### Try it
Word for word, print each record, dropping any image it holds.

### Dataset entries
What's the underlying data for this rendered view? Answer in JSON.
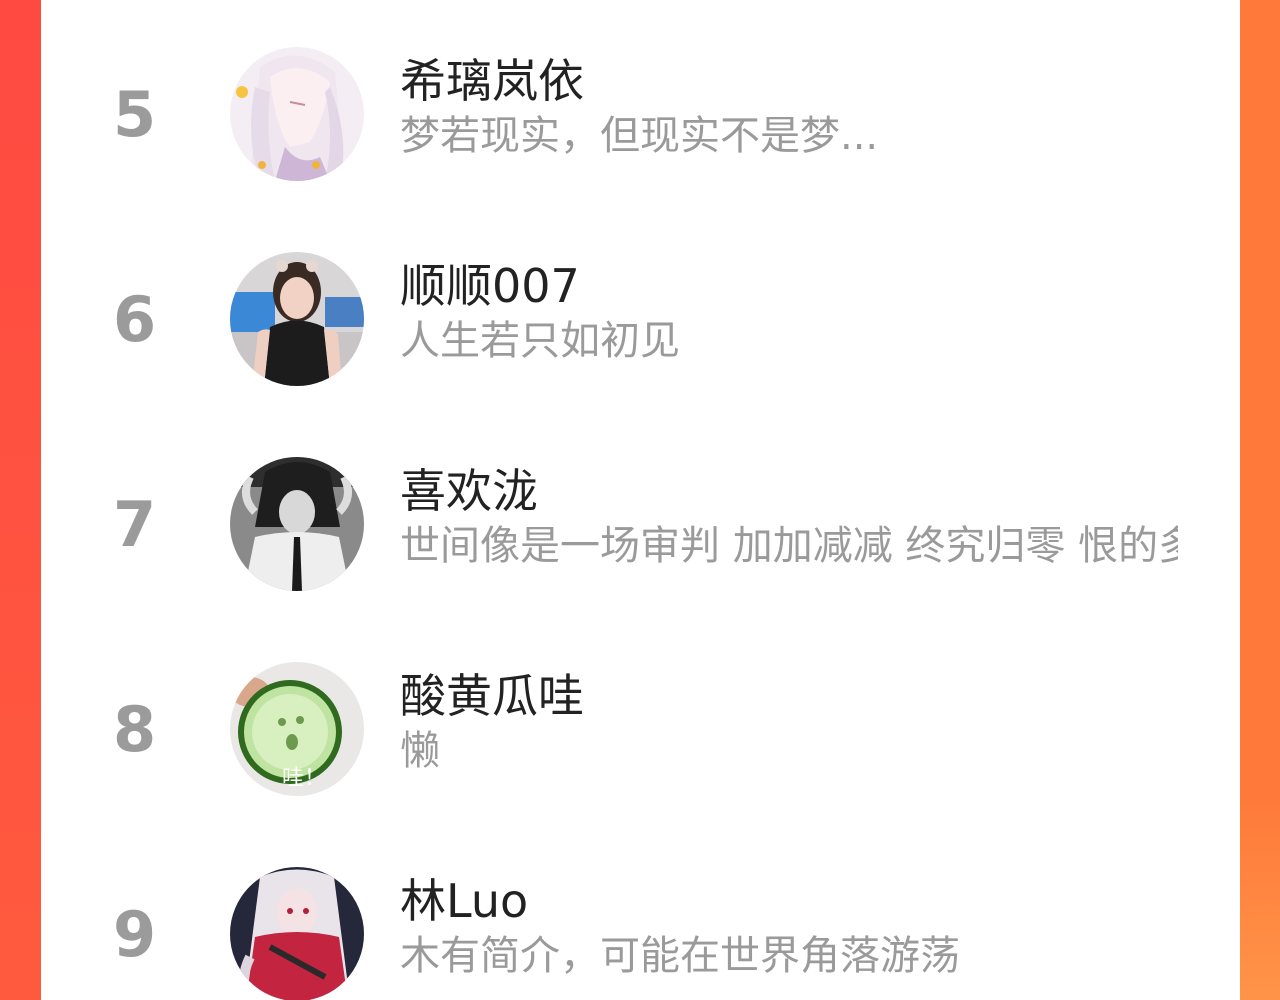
{
  "colors": {
    "accent_left": "#ff4a3d",
    "accent_right": "#ff7a3a",
    "card_bg": "#ffffff",
    "rank_color": "#9b9b9b",
    "name_color": "#222222",
    "bio_color": "#9a9a9a"
  },
  "users": [
    {
      "rank": "5",
      "name": "希璃岚依",
      "bio": "梦若现实，但现实不是梦...",
      "avatar_icon": "anime-girl-avatar"
    },
    {
      "rank": "6",
      "name": "顺顺007",
      "bio": "人生若只如初见",
      "avatar_icon": "woman-photo-avatar"
    },
    {
      "rank": "7",
      "name": "喜欢泷",
      "bio": "世间像是一场审判 加加减减 终究归零 恨的多",
      "avatar_icon": "grayscale-anime-avatar"
    },
    {
      "rank": "8",
      "name": "酸黄瓜哇",
      "bio": "懒",
      "avatar_icon": "cucumber-slice-avatar",
      "avatar_caption": "哇！"
    },
    {
      "rank": "9",
      "name": "林Luo",
      "bio": "木有简介，可能在世界角落游荡",
      "avatar_icon": "anime-warrior-avatar"
    }
  ]
}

### Exercise result
What's the underlying data for this rendered view? Answer in JSON.
{
  "colors": {
    "accent_left": "#ff4a3d",
    "accent_right": "#ff7a3a",
    "card_bg": "#ffffff",
    "rank_color": "#9b9b9b",
    "name_color": "#222222",
    "bio_color": "#9a9a9a"
  },
  "users": [
    {
      "rank": "5",
      "name": "希璃岚依",
      "bio": "梦若现实，但现实不是梦...",
      "avatar_icon": "anime-girl-avatar"
    },
    {
      "rank": "6",
      "name": "顺顺007",
      "bio": "人生若只如初见",
      "avatar_icon": "woman-photo-avatar"
    },
    {
      "rank": "7",
      "name": "喜欢泷",
      "bio": "世间像是一场审判 加加减减 终究归零 恨的多",
      "avatar_icon": "grayscale-anime-avatar"
    },
    {
      "rank": "8",
      "name": "酸黄瓜哇",
      "bio": "懒",
      "avatar_icon": "cucumber-slice-avatar",
      "avatar_caption": "哇！"
    },
    {
      "rank": "9",
      "name": "林Luo",
      "bio": "木有简介，可能在世界角落游荡",
      "avatar_icon": "anime-warrior-avatar"
    }
  ]
}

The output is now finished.